(Records contained in a dataset)
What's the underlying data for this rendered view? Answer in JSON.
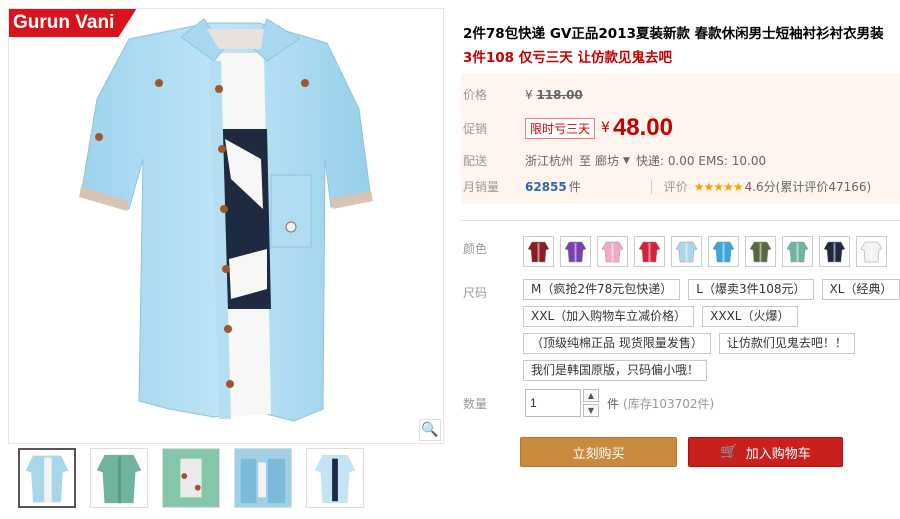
{
  "brand": "Gurun Vani",
  "product": {
    "title": "2件78包快递 GV正品2013夏装新款 春款休闲男士短袖衬衫衬衣男装",
    "subtitle": "3件108 仅亏三天 让仿款见鬼去吧"
  },
  "price": {
    "label": "价格",
    "currency": "¥",
    "original": "118.00"
  },
  "promo": {
    "label": "促销",
    "tag": "限时亏三天",
    "currency": "¥",
    "price": "48.00"
  },
  "shipping": {
    "label": "配送",
    "from": "浙江杭州",
    "to_word": "至",
    "dest": "廊坊",
    "text": "快递: 0.00 EMS: 10.00"
  },
  "sales": {
    "label": "月销量",
    "count": "62855",
    "unit": "件",
    "review_label": "评价",
    "stars": "★★★★★",
    "score": "4.6分(累计评价47166)"
  },
  "color_label": "颜色",
  "colors": [
    {
      "name": "wine-red",
      "hex": "#8a1c24"
    },
    {
      "name": "purple",
      "hex": "#7b3fb0"
    },
    {
      "name": "pink",
      "hex": "#f0a9c6"
    },
    {
      "name": "red",
      "hex": "#d3223b"
    },
    {
      "name": "light-blue",
      "hex": "#a9d7ea"
    },
    {
      "name": "sky-blue",
      "hex": "#3aa6dc"
    },
    {
      "name": "army-green",
      "hex": "#566a3e"
    },
    {
      "name": "mint",
      "hex": "#6fb59c"
    },
    {
      "name": "navy",
      "hex": "#1e2a44"
    },
    {
      "name": "white",
      "hex": "#f2f2f2"
    }
  ],
  "size_label": "尺码",
  "sizes": [
    [
      "M（疯抢2件78元包快递）",
      "L（爆卖3件108元）",
      "XL（经典）"
    ],
    [
      "XXL（加入购物车立减价格）",
      "XXXL（火爆）"
    ],
    [
      "（顶级纯棉正品 现货限量发售）",
      "让仿款们见鬼去吧！！"
    ],
    [
      "我们是韩国原版，只码偏小哦！"
    ]
  ],
  "quantity": {
    "label": "数量",
    "value": "1",
    "unit": "件",
    "stock": "(库存103702件)"
  },
  "buttons": {
    "buy_now": "立刻购买",
    "add_cart": "加入购物车"
  }
}
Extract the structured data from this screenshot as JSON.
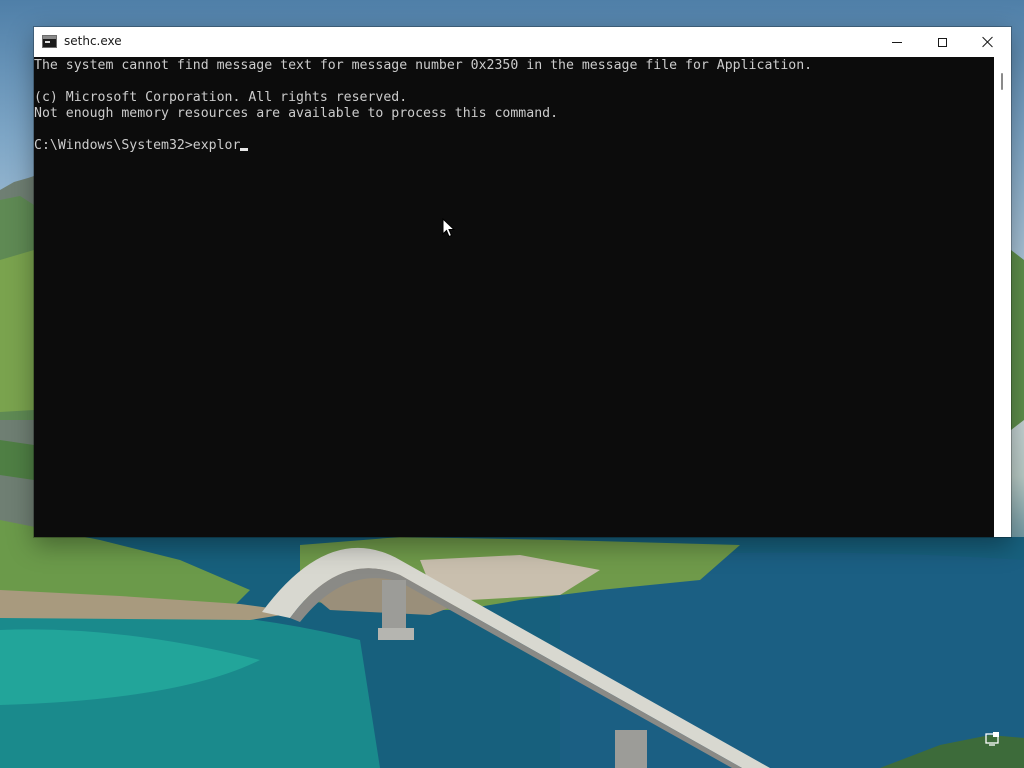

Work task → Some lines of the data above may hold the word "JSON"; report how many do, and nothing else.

Solution to the exercise → 2